I’ve had my silly hound for about two years now. When he’s not an idiot, he’s actually very smart and has his own Instagram account. But we adopted him from the pound where there were plenty of other lovable pooches waiting for a good home. Oh? Having a dog is too much responsibility? Then that’s the reason you need one. It’s very easy to get sloppy about exercising, especially if you’ve imbibed too much the night before. But when you have a dog, there’s this silly furball bouncing around the next morning, ready to go out for a walk. He can see you look pretty shitty, but still, there’s a world outside waiting to be smelled and pooed upon.
The dog forces you to get out of bed and get your shit together when you don’t want to. I think it’s even better than having kids in this regard as the dog won’t understand if you tell it you need to sleep in a bit more because you overdid it the night before. You have to take the dog out and if you’ve adopted some Pointerish fellow like I did, then you need to do at least 5km in walks every day which is also good for you. I could indeed be fitter, but I’m not in bad shape and I owe it all to dog ownership.
Yes, a dog makes everything in your life more complicated but one will keep you in some semblance of order to your life and force you to grow up and realize what’s important: walks!
Keeping it together

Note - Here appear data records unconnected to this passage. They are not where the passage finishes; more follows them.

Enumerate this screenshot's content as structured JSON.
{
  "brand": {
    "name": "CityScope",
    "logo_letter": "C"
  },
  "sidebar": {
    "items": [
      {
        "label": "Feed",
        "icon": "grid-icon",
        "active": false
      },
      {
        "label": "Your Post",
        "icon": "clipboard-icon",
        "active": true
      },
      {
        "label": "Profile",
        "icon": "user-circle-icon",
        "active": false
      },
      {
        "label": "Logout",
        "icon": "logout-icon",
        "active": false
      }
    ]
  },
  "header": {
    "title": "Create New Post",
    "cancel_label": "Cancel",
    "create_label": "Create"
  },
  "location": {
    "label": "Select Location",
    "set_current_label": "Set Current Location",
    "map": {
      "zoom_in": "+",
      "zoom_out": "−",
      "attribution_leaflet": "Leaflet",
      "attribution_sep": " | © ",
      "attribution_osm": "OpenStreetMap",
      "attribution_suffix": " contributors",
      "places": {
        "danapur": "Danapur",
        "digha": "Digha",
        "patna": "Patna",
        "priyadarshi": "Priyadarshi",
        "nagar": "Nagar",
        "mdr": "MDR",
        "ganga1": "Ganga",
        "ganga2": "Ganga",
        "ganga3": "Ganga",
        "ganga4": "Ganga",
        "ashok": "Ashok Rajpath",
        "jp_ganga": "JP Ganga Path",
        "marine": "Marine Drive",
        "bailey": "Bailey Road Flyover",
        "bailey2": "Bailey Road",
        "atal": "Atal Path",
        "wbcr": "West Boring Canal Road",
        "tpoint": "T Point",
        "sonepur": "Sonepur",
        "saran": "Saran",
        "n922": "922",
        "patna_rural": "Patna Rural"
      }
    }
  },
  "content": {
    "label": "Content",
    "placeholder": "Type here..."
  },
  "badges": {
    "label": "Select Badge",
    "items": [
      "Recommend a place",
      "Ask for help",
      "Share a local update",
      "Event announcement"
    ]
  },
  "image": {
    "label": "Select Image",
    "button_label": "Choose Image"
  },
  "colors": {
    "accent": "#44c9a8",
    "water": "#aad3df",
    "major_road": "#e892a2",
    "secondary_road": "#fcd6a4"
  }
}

And that’s about it. I’m fully of the opinion that drinking “in moderation” can be done at higher levels than what official guidelines say (especially with the recent ones set forth by the UK, WTF?) but you have to keep your life in check to match them. This of course means no bingeing, watching what you eat, and again, getting some form of active hour-legged individual in your life. Naturally, I’ll look back upon this in 10 years and think, “Pfft, what was I thinking?”